Problem requirements: Restate the following entries exactly, including every line.

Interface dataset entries
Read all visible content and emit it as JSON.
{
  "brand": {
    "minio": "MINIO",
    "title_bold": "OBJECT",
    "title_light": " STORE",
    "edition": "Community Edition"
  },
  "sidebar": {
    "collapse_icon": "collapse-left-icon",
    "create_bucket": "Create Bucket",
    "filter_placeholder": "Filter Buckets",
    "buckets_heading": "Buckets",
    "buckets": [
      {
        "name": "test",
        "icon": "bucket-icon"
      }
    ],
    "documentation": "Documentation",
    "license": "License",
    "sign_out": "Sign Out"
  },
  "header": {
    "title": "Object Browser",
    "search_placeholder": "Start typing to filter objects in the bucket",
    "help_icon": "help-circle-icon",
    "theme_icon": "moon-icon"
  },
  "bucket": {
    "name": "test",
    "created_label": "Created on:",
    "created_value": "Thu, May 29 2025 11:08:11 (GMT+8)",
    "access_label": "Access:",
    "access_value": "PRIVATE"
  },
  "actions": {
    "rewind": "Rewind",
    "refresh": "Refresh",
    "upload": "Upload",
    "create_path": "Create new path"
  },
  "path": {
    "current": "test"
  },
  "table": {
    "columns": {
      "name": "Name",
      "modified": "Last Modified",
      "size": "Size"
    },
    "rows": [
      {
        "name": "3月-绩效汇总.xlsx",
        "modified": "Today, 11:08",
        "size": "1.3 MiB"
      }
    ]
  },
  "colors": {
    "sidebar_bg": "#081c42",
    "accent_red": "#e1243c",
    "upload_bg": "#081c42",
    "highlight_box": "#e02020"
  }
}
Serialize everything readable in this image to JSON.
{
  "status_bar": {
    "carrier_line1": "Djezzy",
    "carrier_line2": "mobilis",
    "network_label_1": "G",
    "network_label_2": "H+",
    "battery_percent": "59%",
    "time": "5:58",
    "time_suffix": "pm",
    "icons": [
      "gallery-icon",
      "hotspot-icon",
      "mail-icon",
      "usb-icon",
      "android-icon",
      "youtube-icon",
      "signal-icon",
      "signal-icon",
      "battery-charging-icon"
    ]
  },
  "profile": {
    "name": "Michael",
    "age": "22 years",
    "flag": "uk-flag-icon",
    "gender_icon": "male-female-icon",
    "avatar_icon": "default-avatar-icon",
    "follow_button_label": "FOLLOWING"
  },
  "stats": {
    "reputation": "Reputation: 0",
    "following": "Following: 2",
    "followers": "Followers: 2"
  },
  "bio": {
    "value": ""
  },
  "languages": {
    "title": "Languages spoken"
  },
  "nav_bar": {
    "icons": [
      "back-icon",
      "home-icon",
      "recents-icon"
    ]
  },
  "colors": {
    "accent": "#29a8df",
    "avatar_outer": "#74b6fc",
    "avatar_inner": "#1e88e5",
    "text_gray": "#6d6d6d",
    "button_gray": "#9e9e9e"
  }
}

Written response:
Read all visible content and emit it as JSON.
{
  "brand": {
    "minio": "MINIO",
    "title_bold": "OBJECT",
    "title_light": " STORE",
    "edition": "Community Edition"
  },
  "sidebar": {
    "collapse_icon": "collapse-left-icon",
    "create_bucket": "Create Bucket",
    "filter_placeholder": "Filter Buckets",
    "buckets_heading": "Buckets",
    "buckets": [
      {
        "name": "test",
        "icon": "bucket-icon"
      }
    ],
    "documentation": "Documentation",
    "license": "License",
    "sign_out": "Sign Out"
  },
  "header": {
    "title": "Object Browser",
    "search_placeholder": "Start typing to filter objects in the bucket",
    "help_icon": "help-circle-icon",
    "theme_icon": "moon-icon"
  },
  "bucket": {
    "name": "test",
    "created_label": "Created on:",
    "created_value": "Thu, May 29 2025 11:08:11 (GMT+8)",
    "access_label": "Access:",
    "access_value": "PRIVATE"
  },
  "actions": {
    "rewind": "Rewind",
    "refresh": "Refresh",
    "upload": "Upload",
    "create_path": "Create new path"
  },
  "path": {
    "current": "test"
  },
  "table": {
    "columns": {
      "name": "Name",
      "modified": "Last Modified",
      "size": "Size"
    },
    "rows": [
      {
        "name": "3月-绩效汇总.xlsx",
        "modified": "Today, 11:08",
        "size": "1.3 MiB"
      }
    ]
  },
  "colors": {
    "sidebar_bg": "#081c42",
    "accent_red": "#e1243c",
    "upload_bg": "#081c42",
    "highlight_box": "#e02020"
  }
}
Serialize everything readable in this image to JSON.
{
  "status_bar": {
    "carrier_line1": "Djezzy",
    "carrier_line2": "mobilis",
    "network_label_1": "G",
    "network_label_2": "H+",
    "battery_percent": "59%",
    "time": "5:58",
    "time_suffix": "pm",
    "icons": [
      "gallery-icon",
      "hotspot-icon",
      "mail-icon",
      "usb-icon",
      "android-icon",
      "youtube-icon",
      "signal-icon",
      "signal-icon",
      "battery-charging-icon"
    ]
  },
  "profile": {
    "name": "Michael",
    "age": "22 years",
    "flag": "uk-flag-icon",
    "gender_icon": "male-female-icon",
    "avatar_icon": "default-avatar-icon",
    "follow_button_label": "FOLLOWING"
  },
  "stats": {
    "reputation": "Reputation: 0",
    "following": "Following: 2",
    "followers": "Followers: 2"
  },
  "bio": {
    "value": ""
  },
  "languages": {
    "title": "Languages spoken"
  },
  "nav_bar": {
    "icons": [
      "back-icon",
      "home-icon",
      "recents-icon"
    ]
  },
  "colors": {
    "accent": "#29a8df",
    "avatar_outer": "#74b6fc",
    "avatar_inner": "#1e88e5",
    "text_gray": "#6d6d6d",
    "button_gray": "#9e9e9e"
  }
}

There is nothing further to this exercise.